→ Provided entries:
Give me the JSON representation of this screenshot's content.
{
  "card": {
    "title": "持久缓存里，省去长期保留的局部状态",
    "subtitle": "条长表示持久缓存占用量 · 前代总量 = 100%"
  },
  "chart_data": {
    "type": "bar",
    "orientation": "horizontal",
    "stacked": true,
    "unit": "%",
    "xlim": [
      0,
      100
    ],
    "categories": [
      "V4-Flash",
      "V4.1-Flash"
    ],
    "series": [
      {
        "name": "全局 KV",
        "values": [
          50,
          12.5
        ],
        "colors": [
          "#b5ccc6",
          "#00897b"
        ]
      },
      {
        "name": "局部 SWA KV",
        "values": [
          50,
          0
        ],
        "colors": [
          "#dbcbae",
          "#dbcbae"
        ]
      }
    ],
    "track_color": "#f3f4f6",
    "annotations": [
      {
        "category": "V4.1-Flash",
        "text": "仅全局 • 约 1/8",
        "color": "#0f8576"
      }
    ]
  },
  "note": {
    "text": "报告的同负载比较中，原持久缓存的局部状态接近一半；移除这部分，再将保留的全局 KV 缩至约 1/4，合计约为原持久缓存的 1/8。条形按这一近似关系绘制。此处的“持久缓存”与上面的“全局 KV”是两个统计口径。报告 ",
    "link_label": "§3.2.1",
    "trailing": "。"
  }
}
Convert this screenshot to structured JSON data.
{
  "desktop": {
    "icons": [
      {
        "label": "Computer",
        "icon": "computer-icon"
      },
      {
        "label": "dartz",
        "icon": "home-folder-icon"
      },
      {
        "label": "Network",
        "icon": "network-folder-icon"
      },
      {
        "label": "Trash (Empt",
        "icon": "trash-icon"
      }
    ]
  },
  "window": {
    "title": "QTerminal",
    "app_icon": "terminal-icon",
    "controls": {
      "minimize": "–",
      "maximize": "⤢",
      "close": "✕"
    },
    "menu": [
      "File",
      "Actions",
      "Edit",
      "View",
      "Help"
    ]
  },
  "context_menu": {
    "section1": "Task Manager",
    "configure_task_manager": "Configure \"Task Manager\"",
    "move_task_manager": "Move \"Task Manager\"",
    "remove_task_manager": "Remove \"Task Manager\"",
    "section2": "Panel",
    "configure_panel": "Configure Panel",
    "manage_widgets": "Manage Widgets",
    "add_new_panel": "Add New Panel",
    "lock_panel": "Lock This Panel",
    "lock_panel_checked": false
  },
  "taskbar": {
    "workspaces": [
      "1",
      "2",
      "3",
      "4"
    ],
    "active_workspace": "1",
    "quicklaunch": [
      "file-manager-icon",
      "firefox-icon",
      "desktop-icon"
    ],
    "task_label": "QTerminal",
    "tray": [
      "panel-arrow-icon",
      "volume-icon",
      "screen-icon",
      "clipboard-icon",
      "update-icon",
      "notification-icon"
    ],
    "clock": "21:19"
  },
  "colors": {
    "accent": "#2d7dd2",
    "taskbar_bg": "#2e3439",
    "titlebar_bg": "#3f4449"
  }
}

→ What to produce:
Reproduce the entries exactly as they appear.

→ Result below:
Give me the JSON representation of this screenshot's content.
{
  "card": {
    "title": "持久缓存里，省去长期保留的局部状态",
    "subtitle": "条长表示持久缓存占用量 · 前代总量 = 100%"
  },
  "chart_data": {
    "type": "bar",
    "orientation": "horizontal",
    "stacked": true,
    "unit": "%",
    "xlim": [
      0,
      100
    ],
    "categories": [
      "V4-Flash",
      "V4.1-Flash"
    ],
    "series": [
      {
        "name": "全局 KV",
        "values": [
          50,
          12.5
        ],
        "colors": [
          "#b5ccc6",
          "#00897b"
        ]
      },
      {
        "name": "局部 SWA KV",
        "values": [
          50,
          0
        ],
        "colors": [
          "#dbcbae",
          "#dbcbae"
        ]
      }
    ],
    "track_color": "#f3f4f6",
    "annotations": [
      {
        "category": "V4.1-Flash",
        "text": "仅全局 • 约 1/8",
        "color": "#0f8576"
      }
    ]
  },
  "note": {
    "text": "报告的同负载比较中，原持久缓存的局部状态接近一半；移除这部分，再将保留的全局 KV 缩至约 1/4，合计约为原持久缓存的 1/8。条形按这一近似关系绘制。此处的“持久缓存”与上面的“全局 KV”是两个统计口径。报告 ",
    "link_label": "§3.2.1",
    "trailing": "。"
  }
}
Convert this screenshot to structured JSON data.
{
  "desktop": {
    "icons": [
      {
        "label": "Computer",
        "icon": "computer-icon"
      },
      {
        "label": "dartz",
        "icon": "home-folder-icon"
      },
      {
        "label": "Network",
        "icon": "network-folder-icon"
      },
      {
        "label": "Trash (Empt",
        "icon": "trash-icon"
      }
    ]
  },
  "window": {
    "title": "QTerminal",
    "app_icon": "terminal-icon",
    "controls": {
      "minimize": "–",
      "maximize": "⤢",
      "close": "✕"
    },
    "menu": [
      "File",
      "Actions",
      "Edit",
      "View",
      "Help"
    ]
  },
  "context_menu": {
    "section1": "Task Manager",
    "configure_task_manager": "Configure \"Task Manager\"",
    "move_task_manager": "Move \"Task Manager\"",
    "remove_task_manager": "Remove \"Task Manager\"",
    "section2": "Panel",
    "configure_panel": "Configure Panel",
    "manage_widgets": "Manage Widgets",
    "add_new_panel": "Add New Panel",
    "lock_panel": "Lock This Panel",
    "lock_panel_checked": false
  },
  "taskbar": {
    "workspaces": [
      "1",
      "2",
      "3",
      "4"
    ],
    "active_workspace": "1",
    "quicklaunch": [
      "file-manager-icon",
      "firefox-icon",
      "desktop-icon"
    ],
    "task_label": "QTerminal",
    "tray": [
      "panel-arrow-icon",
      "volume-icon",
      "screen-icon",
      "clipboard-icon",
      "update-icon",
      "notification-icon"
    ],
    "clock": "21:19"
  },
  "colors": {
    "accent": "#2d7dd2",
    "taskbar_bg": "#2e3439",
    "titlebar_bg": "#3f4449"
  }
}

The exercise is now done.